It’s less than a week before the winter solstice and our vegetable garden continues to support a few hangers-on such as cabbages, arugula, and leeks. But the bounty of summer is a distant memory. And so we are now starting to dig into our pantry of home-canned goods.
I have only been gardening for a few years and canning for even less. I have not yet gotten to the point where I can reliably produce the very high yields I desire. My insecurity about this is what primed me for a neurotic reaction the other night.
In an effort to conserve our limited supply of homemade tomato sauce from our own homegrown tomatoes, we occasionally use store-bought sauce instead. This is what we did the other night. When we sat down to eat, my partner almost immediately began commenting on the dinner. “Your sauce is so much better,” he said. And then a few bites later, “This store-bought sauce just doesn’t make me feel as good as yours does…there’s just no substitute for homegrown tomatoes.”

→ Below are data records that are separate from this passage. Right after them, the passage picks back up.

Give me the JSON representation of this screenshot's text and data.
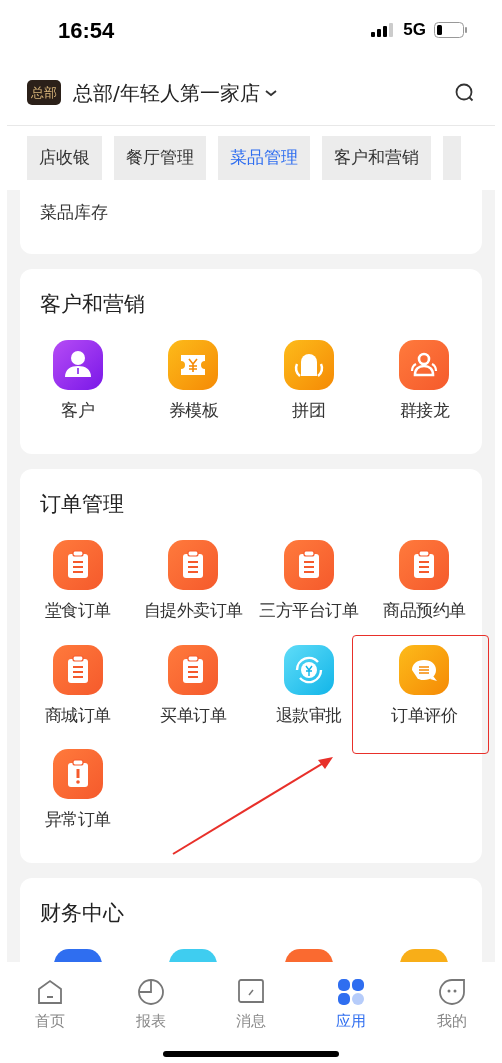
{
  "status_bar": {
    "time": "16:54",
    "network": "5G"
  },
  "header": {
    "badge": "总部",
    "title": "总部/年轻人第一家店"
  },
  "tabs": [
    {
      "label": "店收银",
      "selected": false
    },
    {
      "label": "餐厅管理",
      "selected": false
    },
    {
      "label": "菜品管理",
      "selected": true
    },
    {
      "label": "客户和营销",
      "selected": false
    }
  ],
  "sections": [
    {
      "items": [
        {
          "label": "菜品库存"
        }
      ]
    },
    {
      "title": "客户和营销",
      "items": [
        {
          "label": "客户",
          "kind": "person"
        },
        {
          "label": "券模板",
          "kind": "ticket"
        },
        {
          "label": "拼团",
          "kind": "hug"
        },
        {
          "label": "群接龙",
          "kind": "group"
        }
      ]
    },
    {
      "title": "订单管理",
      "items": [
        {
          "label": "堂食订单",
          "kind": "clipboard",
          "highlighted": false
        },
        {
          "label": "自提外卖订单",
          "kind": "clipboard",
          "highlighted": false
        },
        {
          "label": "三方平台订单",
          "kind": "clipboard",
          "highlighted": false
        },
        {
          "label": "商品预约单",
          "kind": "clipboard",
          "highlighted": false
        },
        {
          "label": "商城订单",
          "kind": "clipboard",
          "highlighted": false
        },
        {
          "label": "买单订单",
          "kind": "clipboard",
          "highlighted": false
        },
        {
          "label": "退款审批",
          "kind": "refund",
          "highlighted": false
        },
        {
          "label": "订单评价",
          "kind": "chat",
          "highlighted": true
        },
        {
          "label": "异常订单",
          "kind": "alert",
          "highlighted": false
        }
      ]
    },
    {
      "title": "财务中心",
      "items": [
        {
          "kind": "tile",
          "color": "#2f6ef0"
        },
        {
          "kind": "tile",
          "color": "#3fcdf0"
        },
        {
          "kind": "tile",
          "color": "#fa6a30"
        },
        {
          "kind": "tile",
          "color": "#f8ae18"
        }
      ]
    }
  ],
  "bottom_nav": [
    {
      "label": "首页",
      "kind": "home",
      "selected": false
    },
    {
      "label": "报表",
      "kind": "chart",
      "selected": false
    },
    {
      "label": "消息",
      "kind": "message",
      "selected": false
    },
    {
      "label": "应用",
      "kind": "apps",
      "selected": true
    },
    {
      "label": "我的",
      "kind": "me",
      "selected": false
    }
  ]
}
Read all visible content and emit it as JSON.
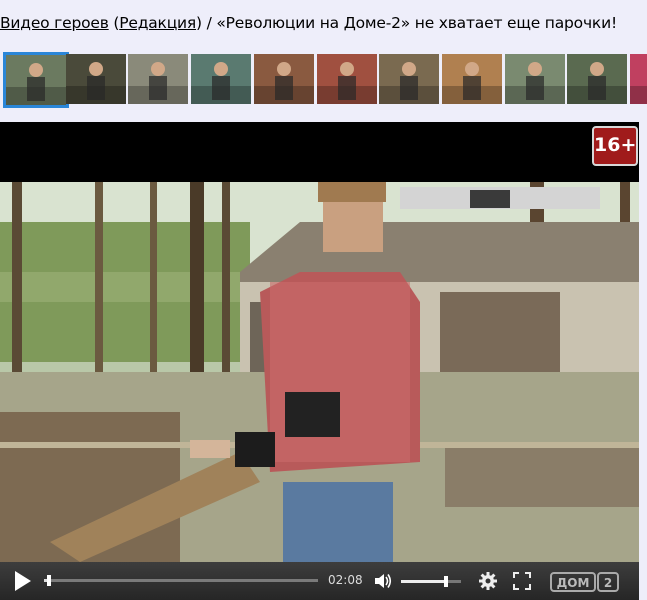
{
  "header": {
    "part1_link": "Видео героев",
    "part2_open": " (",
    "part2_link": "Редакция",
    "part2_close": ") / «Революции на Доме-2» не хватает еще парочки!"
  },
  "thumbnails": [
    {
      "label": "thumb-1",
      "active": true,
      "bg": "#6b7a60"
    },
    {
      "label": "thumb-2",
      "active": false,
      "bg": "#4a4a3a"
    },
    {
      "label": "thumb-3",
      "active": false,
      "bg": "#8a8a7a"
    },
    {
      "label": "thumb-4",
      "active": false,
      "bg": "#5a7a70"
    },
    {
      "label": "thumb-5",
      "active": false,
      "bg": "#8a5a40"
    },
    {
      "label": "thumb-6",
      "active": false,
      "bg": "#a05040"
    },
    {
      "label": "thumb-7",
      "active": false,
      "bg": "#7a6a50"
    },
    {
      "label": "thumb-8",
      "active": false,
      "bg": "#b08050"
    },
    {
      "label": "thumb-9",
      "active": false,
      "bg": "#7a8a70"
    },
    {
      "label": "thumb-10",
      "active": false,
      "bg": "#5a6a50"
    },
    {
      "label": "thumb-11",
      "active": false,
      "bg": "#c04060"
    }
  ],
  "player": {
    "age_rating": "16+",
    "time": "02:08",
    "progress": 0.01,
    "volume": 0.75,
    "brand": "ДОМ 2"
  },
  "colors": {
    "accent": "#2a86d8",
    "badge": "#a01b1b"
  }
}
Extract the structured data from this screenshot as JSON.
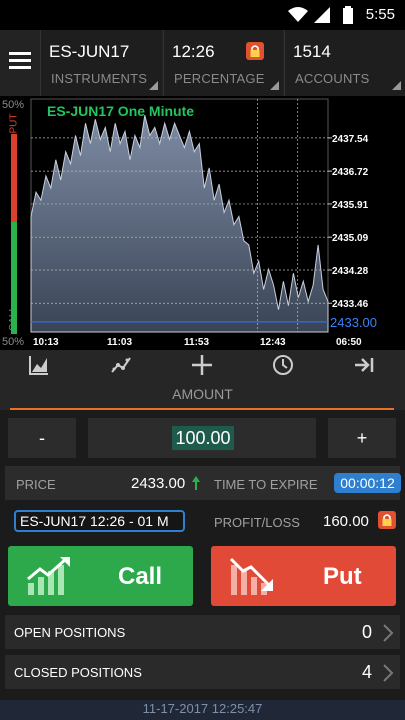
{
  "status_bar": {
    "time": "5:55"
  },
  "header": {
    "instrument": {
      "value": "ES-JUN17",
      "label": "INSTRUMENTS"
    },
    "percentage": {
      "value": "12:26",
      "label": "PERCENTAGE"
    },
    "accounts": {
      "value": "1514",
      "label": "ACCOUNTS"
    }
  },
  "chart_side": {
    "top_pct": "50%",
    "bottom_pct": "50%",
    "put_label": "PUT",
    "call_label": "CALL",
    "put_color": "#d9412e",
    "call_color": "#2bb24c"
  },
  "chart_data": {
    "type": "area",
    "title": "ES-JUN17 One Minute",
    "y_ticks": [
      2437.54,
      2436.72,
      2435.91,
      2435.09,
      2434.28,
      2433.46
    ],
    "y_ticks_labels": [
      "2437.54",
      "2436.72",
      "2435.91",
      "2435.09",
      "2434.28",
      "2433.46"
    ],
    "current_price_label": "2433.00",
    "current_price": 2433.0,
    "x_ticks": [
      "10:13",
      "11:03",
      "11:53",
      "12:43",
      "06:50"
    ],
    "ylim": [
      2432.75,
      2438.5
    ],
    "grid": true,
    "fill_color": "#6f7f98",
    "line_color": "#c8d0dc",
    "price_line_color": "#2f6fe0",
    "values": [
      2435.6,
      2436.2,
      2436.0,
      2436.6,
      2436.3,
      2437.0,
      2436.5,
      2437.2,
      2436.9,
      2437.6,
      2437.1,
      2437.9,
      2437.4,
      2438.0,
      2437.5,
      2437.8,
      2437.2,
      2437.9,
      2437.4,
      2437.7,
      2437.0,
      2437.6,
      2437.3,
      2438.1,
      2437.6,
      2437.8,
      2437.4,
      2437.9,
      2437.5,
      2437.9,
      2437.6,
      2437.3,
      2437.7,
      2437.2,
      2437.4,
      2436.3,
      2436.8,
      2436.0,
      2436.4,
      2435.7,
      2436.0,
      2435.4,
      2435.6,
      2435.0,
      2434.9,
      2434.2,
      2434.5,
      2433.8,
      2434.3,
      2433.9,
      2433.3,
      2434.0,
      2433.4,
      2434.2,
      2433.6,
      2434.0,
      2433.5,
      2433.9,
      2434.9,
      2433.8,
      2433.5
    ]
  },
  "toolbar": {
    "icons": [
      "chart-type-icon",
      "indicators-icon",
      "crosshair-icon",
      "clock-icon",
      "scroll-end-icon"
    ]
  },
  "amount": {
    "title": "AMOUNT",
    "minus": "-",
    "plus": "+",
    "value": "100.00"
  },
  "trade_info": {
    "price_label": "PRICE",
    "price_value": "2433.00",
    "expire_label": "TIME TO EXPIRE",
    "expire_value": "00:00:12",
    "option_selected": "ES-JUN17 12:26 - 01 M",
    "profit_label": "PROFIT/LOSS",
    "profit_value": "160.00"
  },
  "buttons": {
    "call": "Call",
    "put": "Put",
    "call_color": "#2da94c",
    "put_color": "#e04a36"
  },
  "positions": [
    {
      "label": "OPEN POSITIONS",
      "count": "0"
    },
    {
      "label": "CLOSED POSITIONS",
      "count": "4"
    }
  ],
  "footer": {
    "datetime": "11-17-2017 12:25:47"
  }
}
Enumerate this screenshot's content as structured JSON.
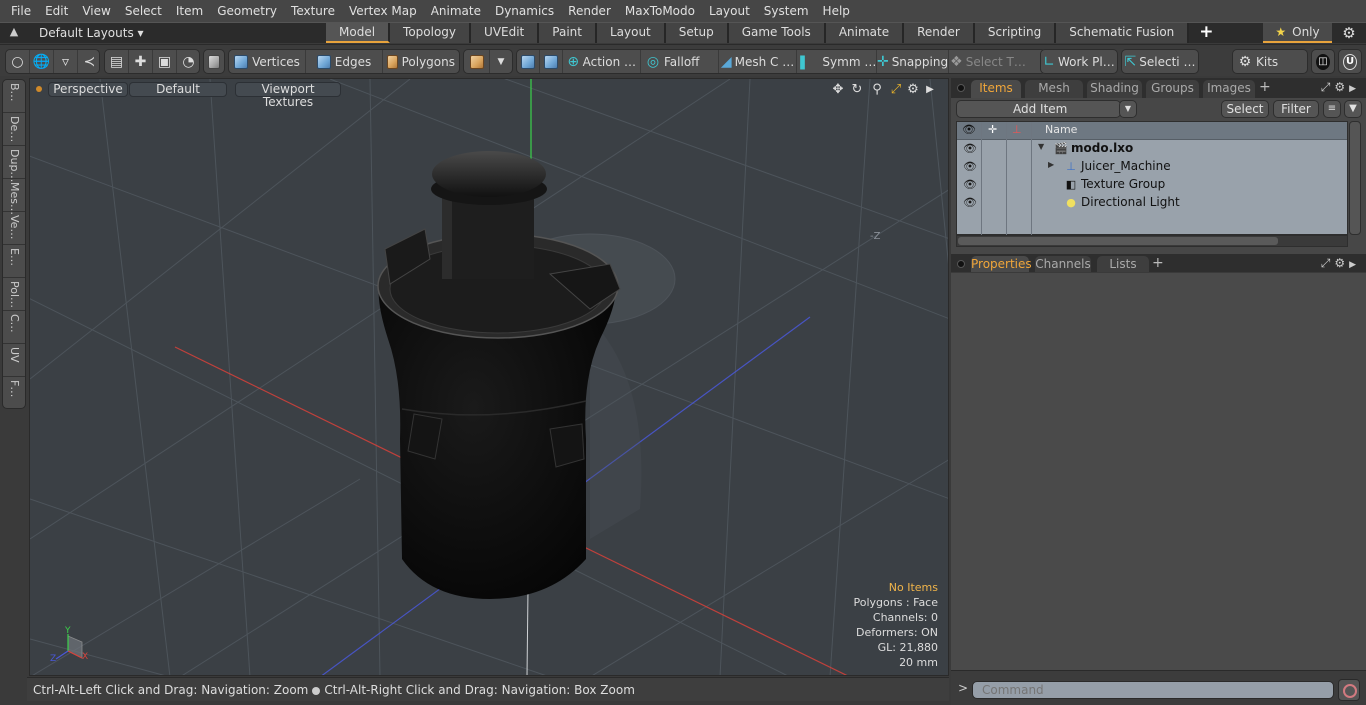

Neurotic human that I am, I could not help taking these comments as a reminder of my failure to grow enough tomatoes so that we could have homemade sauce as often as we wanted, which turns out to be pretty often. I was pretty sure that he wasn‘t intending to remind me of my failures as a gardener. But not being totally sure, I responded by growing a little bit sullen and wishing he would stop making those comments.
“Yes, yes, I know homemade sauce is better. Don’t worry, I’ll grow enough tomatoes next year. What else can I say? For now, can’t we just enjoy our dinner?” I said, probably somewhat sharply.
At this point we commenced with a FIML analysis, during which I learned that my partner had only been trying to compliment me when he made those comments. The rational part of my mind had suspected this, but FIML gave me a way to make sure, so that I wouldn’t leave the table believing that I might have been indirectly scolded. The exchange went something like this:
Him: OK, stop. What is in your mind right now? Why do you sound upset?
Me: I just wonder why you keep making those comments. I think the sauce tastes good.
Him: It does taste good. I was only commenting in that way to emphasize how much better yours is.
Me: But we know that homemade sauce is always going to be better. I guess I’m wondering if maybe you’re subtly grousing about my not having made enough to fully stock the pantry?
Him: No, not at all.
Me: So, there’s no part of you that’s criticizing me for not having grown enough tomatoes last summer?
Him: No, there’s none of that whatsoever. I was simply trying to say, “Honey, your tomato sauce is far better than any commercial sauce and I really appreciate it.”
Now, this is not just some typical make-up session where the offending party says what s/he thinks the other person wants to hear in order to smooth things over. This is a FIML exchange in which I have the opportunity to find out whether my suspicions are true about what my partner is thinking. Prerequisite to FIML are mutual agreements to tell the truth and to believe the other person. So, I can be confident that my partner is telling the truth (“No, I was not criticizing you”) and he can be confident that I believe him (“OK, then I guess I was just being neurotic”).
In that particular exchange I was shown that what I had reacted to was a phantom in my own mind. It had nothing to do with what my partner was thinking.